## Brief
Among the entries below, find all lines that include "object" and copy them.

(Entries from a dataset of interfaces)
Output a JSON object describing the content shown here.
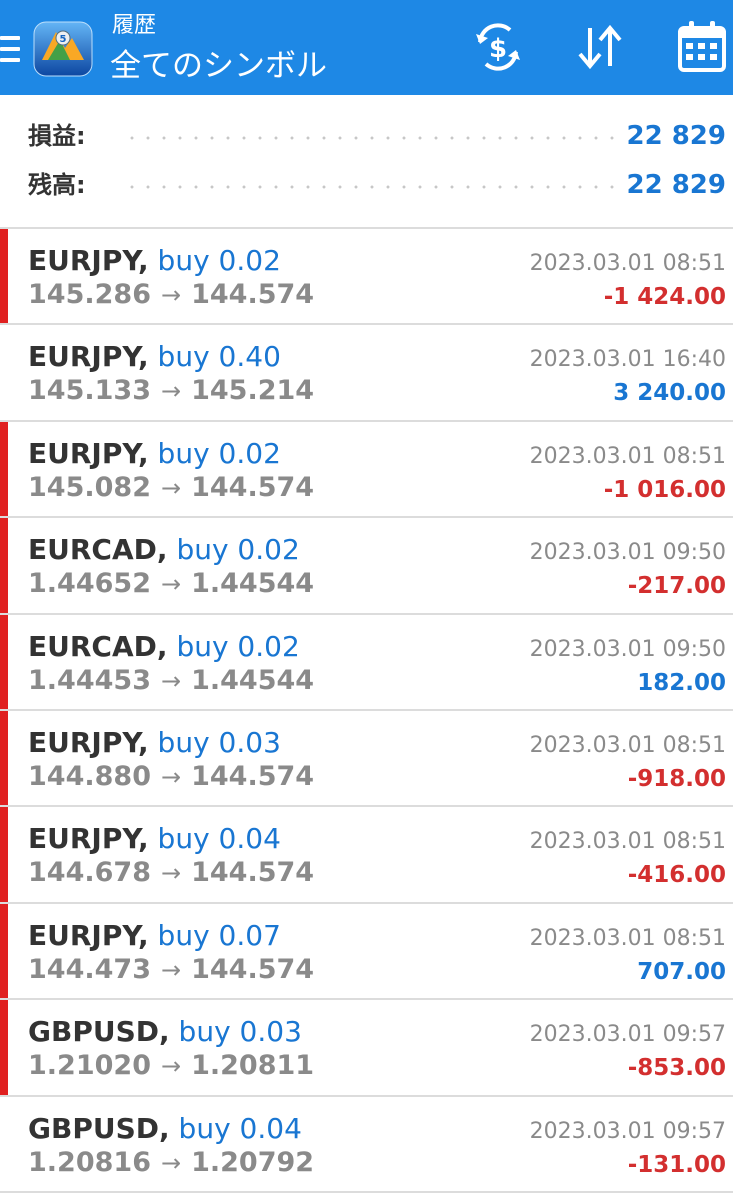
{
  "header": {
    "subtitle": "履歴",
    "title": "全てのシンボル",
    "colors": {
      "background": "#1e88e5",
      "text": "#ffffff"
    },
    "icons": [
      "menu-icon",
      "app-logo",
      "currency-exchange-icon",
      "sort-icon",
      "calendar-icon"
    ]
  },
  "summary": {
    "profit_label": "損益:",
    "profit_value": "22 829",
    "balance_label": "残高:",
    "balance_value": "22 829"
  },
  "colors": {
    "loss": "#d32f2f",
    "gain": "#1976d2",
    "loss_marker": "#e02020"
  },
  "deals": [
    {
      "symbol": "EURJPY,",
      "type": "buy 0.02",
      "open_price": "145.286",
      "close_price": "144.574",
      "time": "2023.03.01 08:51",
      "profit": "-1 424.00",
      "loss": true
    },
    {
      "symbol": "EURJPY,",
      "type": "buy 0.40",
      "open_price": "145.133",
      "close_price": "145.214",
      "time": "2023.03.01 16:40",
      "profit": "3 240.00",
      "loss": false
    },
    {
      "symbol": "EURJPY,",
      "type": "buy 0.02",
      "open_price": "145.082",
      "close_price": "144.574",
      "time": "2023.03.01 08:51",
      "profit": "-1 016.00",
      "loss": true
    },
    {
      "symbol": "EURCAD,",
      "type": "buy 0.02",
      "open_price": "1.44652",
      "close_price": "1.44544",
      "time": "2023.03.01 09:50",
      "profit": "-217.00",
      "loss": true
    },
    {
      "symbol": "EURCAD,",
      "type": "buy 0.02",
      "open_price": "1.44453",
      "close_price": "1.44544",
      "time": "2023.03.01 09:50",
      "profit": "182.00",
      "loss": true
    },
    {
      "symbol": "EURJPY,",
      "type": "buy 0.03",
      "open_price": "144.880",
      "close_price": "144.574",
      "time": "2023.03.01 08:51",
      "profit": "-918.00",
      "loss": true
    },
    {
      "symbol": "EURJPY,",
      "type": "buy 0.04",
      "open_price": "144.678",
      "close_price": "144.574",
      "time": "2023.03.01 08:51",
      "profit": "-416.00",
      "loss": true
    },
    {
      "symbol": "EURJPY,",
      "type": "buy 0.07",
      "open_price": "144.473",
      "close_price": "144.574",
      "time": "2023.03.01 08:51",
      "profit": "707.00",
      "loss": true
    },
    {
      "symbol": "GBPUSD,",
      "type": "buy 0.03",
      "open_price": "1.21020",
      "close_price": "1.20811",
      "time": "2023.03.01 09:57",
      "profit": "-853.00",
      "loss": true
    },
    {
      "symbol": "GBPUSD,",
      "type": "buy 0.04",
      "open_price": "1.20816",
      "close_price": "1.20792",
      "time": "2023.03.01 09:57",
      "profit": "-131.00",
      "loss": false
    }
  ],
  "arrow_glyph": "→"
}
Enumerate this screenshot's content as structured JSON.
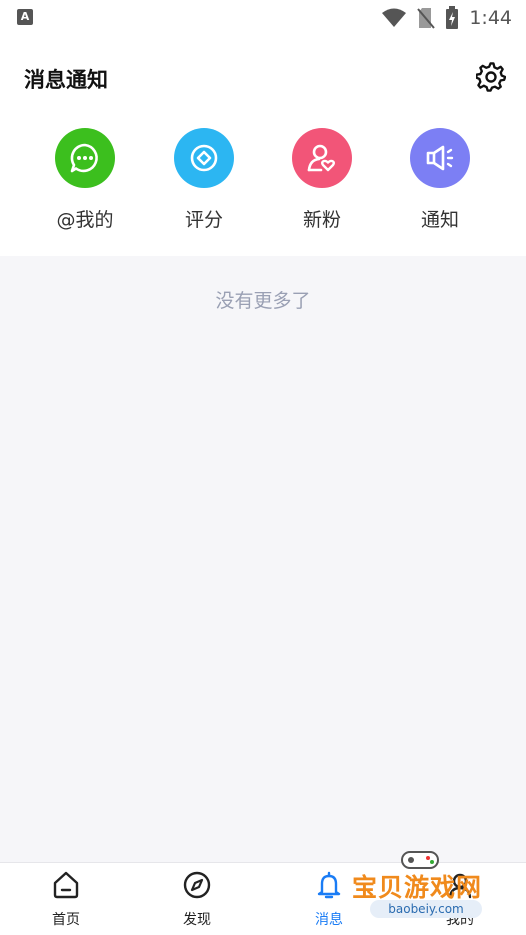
{
  "status_bar": {
    "time": "1:44",
    "sim_label": "A"
  },
  "header": {
    "title": "消息通知"
  },
  "categories": [
    {
      "label": "@我的",
      "icon": "chat-bubble-icon",
      "color": "#3cbf1e"
    },
    {
      "label": "评分",
      "icon": "rating-diamond-icon",
      "color": "#2cb6f2"
    },
    {
      "label": "新粉",
      "icon": "new-follower-icon",
      "color": "#f25578"
    },
    {
      "label": "通知",
      "icon": "megaphone-icon",
      "color": "#7c7ff4"
    }
  ],
  "content": {
    "empty_text": "没有更多了"
  },
  "tabbar": {
    "items": [
      {
        "label": "首页",
        "icon": "home-icon"
      },
      {
        "label": "发现",
        "icon": "compass-icon"
      },
      {
        "label": "消息",
        "icon": "bell-icon",
        "active": true
      },
      {
        "label": "我的",
        "icon": "profile-icon"
      }
    ],
    "active_color": "#1a7cf5"
  },
  "watermark": {
    "text": "宝贝游戏网",
    "url": "baobeiy.com"
  }
}
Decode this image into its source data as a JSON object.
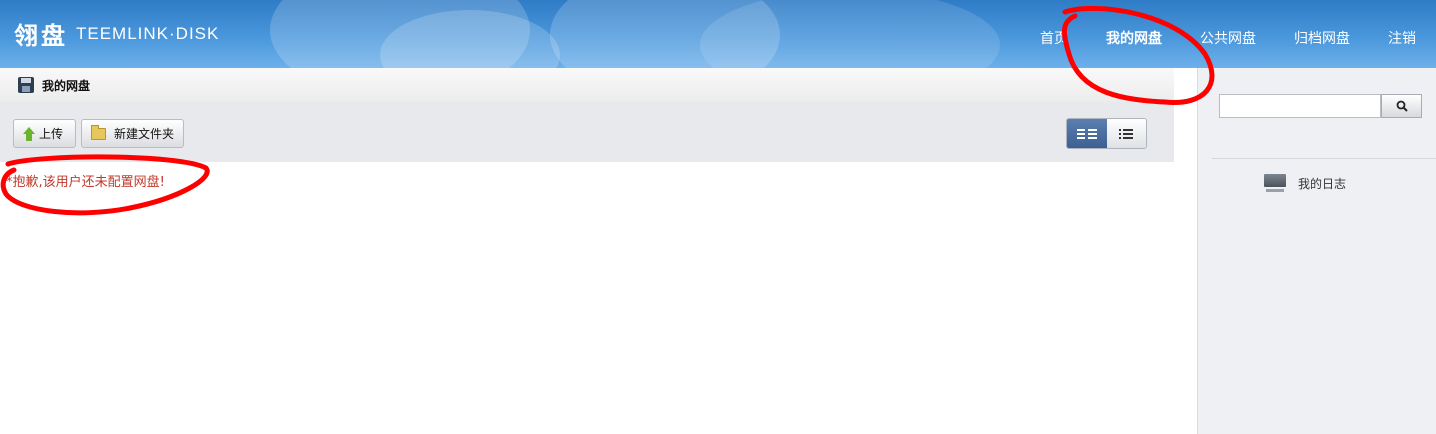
{
  "header": {
    "logo_cn": "翎盘",
    "logo_en": "TEEMLINK·DISK",
    "nav": [
      {
        "label": "首页",
        "active": false
      },
      {
        "label": "我的网盘",
        "active": true
      },
      {
        "label": "公共网盘",
        "active": false
      },
      {
        "label": "归档网盘",
        "active": false
      },
      {
        "label": "注销",
        "active": false
      }
    ]
  },
  "main": {
    "title": "我的网盘",
    "toolbar": {
      "upload_label": "上传",
      "new_folder_label": "新建文件夹"
    },
    "view_modes": [
      {
        "icon": "thumbnail-view-icon",
        "selected": true
      },
      {
        "icon": "list-view-icon",
        "selected": false
      }
    ],
    "message": "*抱歉,该用户还未配置网盘!"
  },
  "sidebar": {
    "search_value": "",
    "search_icon": "search-icon",
    "journal_label": "我的日志"
  },
  "colors": {
    "header_blue": "#3a8ad2",
    "message_red": "#c0392b",
    "annotation_red": "#ff0000",
    "toggle_active": "#4a6c9f"
  }
}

## Final answer
Output a JSON object describing the content shown here.
Decode this image into its source data as a JSON object.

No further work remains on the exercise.